"We export over 15% of our products to the Republic of Ireland, which is our biggest export market.
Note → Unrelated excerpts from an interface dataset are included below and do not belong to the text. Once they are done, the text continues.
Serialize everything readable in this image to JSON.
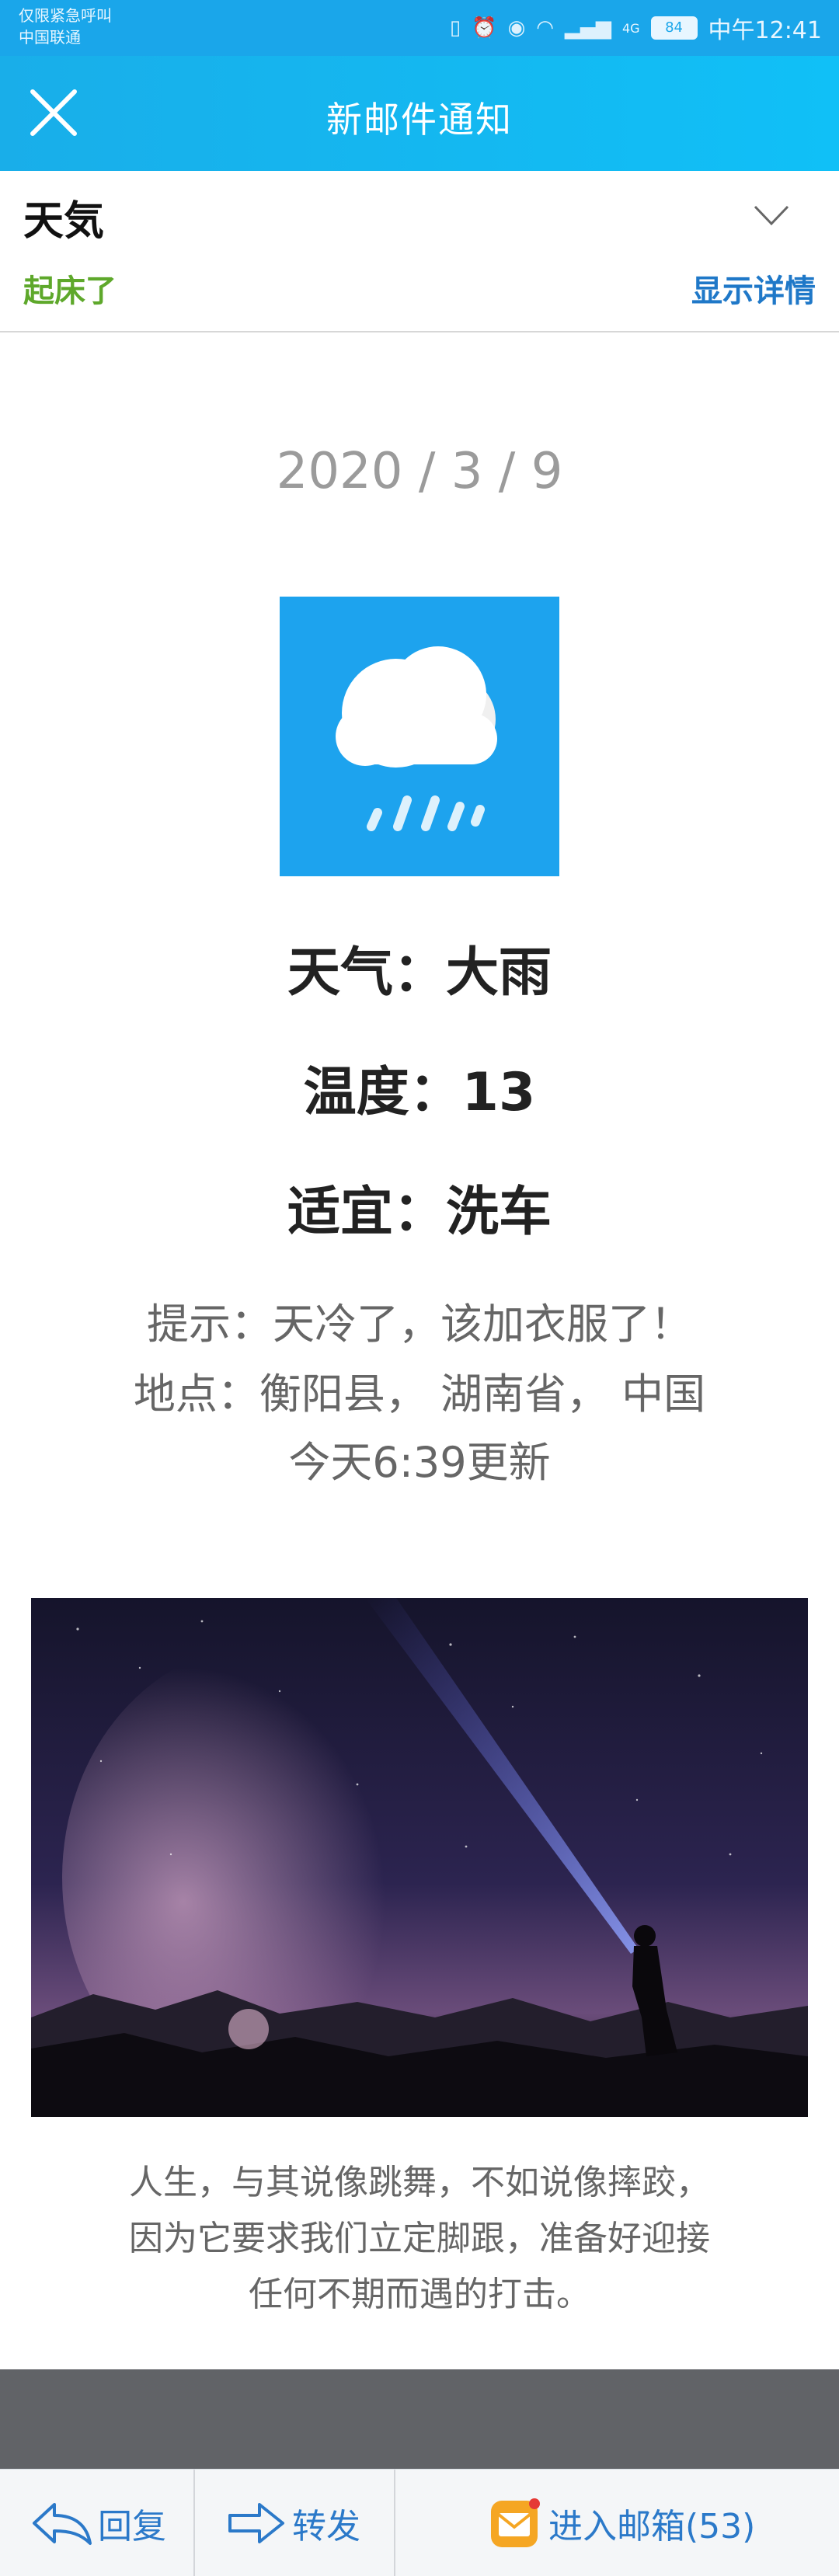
{
  "status_bar": {
    "carrier_top": "仅限紧急呼叫",
    "carrier_bottom": "中国联通",
    "battery": "84",
    "network": "4G",
    "time": "中午12:41"
  },
  "title_bar": {
    "title": "新邮件通知"
  },
  "mail_header": {
    "subject": "天気",
    "sender": "起床了",
    "show_details": "显示详情"
  },
  "content": {
    "date": "2020 / 3 / 9",
    "weather_line": "天气：大雨",
    "temperature_line": "温度：13",
    "suitable_line": "适宜：洗车",
    "tip_line": "提示：天冷了，该加衣服了！",
    "location_line": "地点：衡阳县， 湖南省， 中国",
    "updated_line": "今天6:39更新",
    "quote_lines": [
      "人生，与其说像跳舞，不如说像摔跤，",
      "因为它要求我们立定脚跟，准备好迎接",
      "任何不期而遇的打击。"
    ]
  },
  "bottom_bar": {
    "reply": "回复",
    "forward": "转发",
    "open_mailbox": "进入邮箱(53)"
  },
  "colors": {
    "status_bar": "#1aa6ea",
    "title_gradient_start": "#19aee9",
    "title_gradient_end": "#10c0f7",
    "sender_green": "#5ea82b",
    "link_blue": "#1f78c8",
    "weather_icon_bg": "#1da3ee"
  }
}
Our exports need to be safeguarded and it's up to us to do that as our government is not in place.

"We employ over 200 people here, some of whom are from Lithuania and have been with us for over 13 years, and that dedicated workforce has to be protected as well.

"I will of course continue to operate from our farm in Comber which is now in the hands of the sixth generation of our family.

"However, I cannot rule out the possibility of opening up a base within the European Union once all the details about Brexit are hammered out.

"We are still investing heavily in our processing departments at Mash Direct and are currently planning a new high humidity carrot store with a 600 tonnes capacity, representing an investment of over £250,000.

"I voted to stay in the European Union and it's the uncertainty that is the biggest current challenge."

Earlier this year, Jack Hamilton was named Young Businessperson of the Year, sponsored by Armagh, Banbridge and Craigavon Borough Council, at this year's Belfast Telegraph Business Awards in partnership with Ulster Bank.

He's now in charge of all the Mash Direct marketing and works alongside mum Tracy, dad Martin and brother Lance at their Co Down farm and facility.

Belfast Telegraph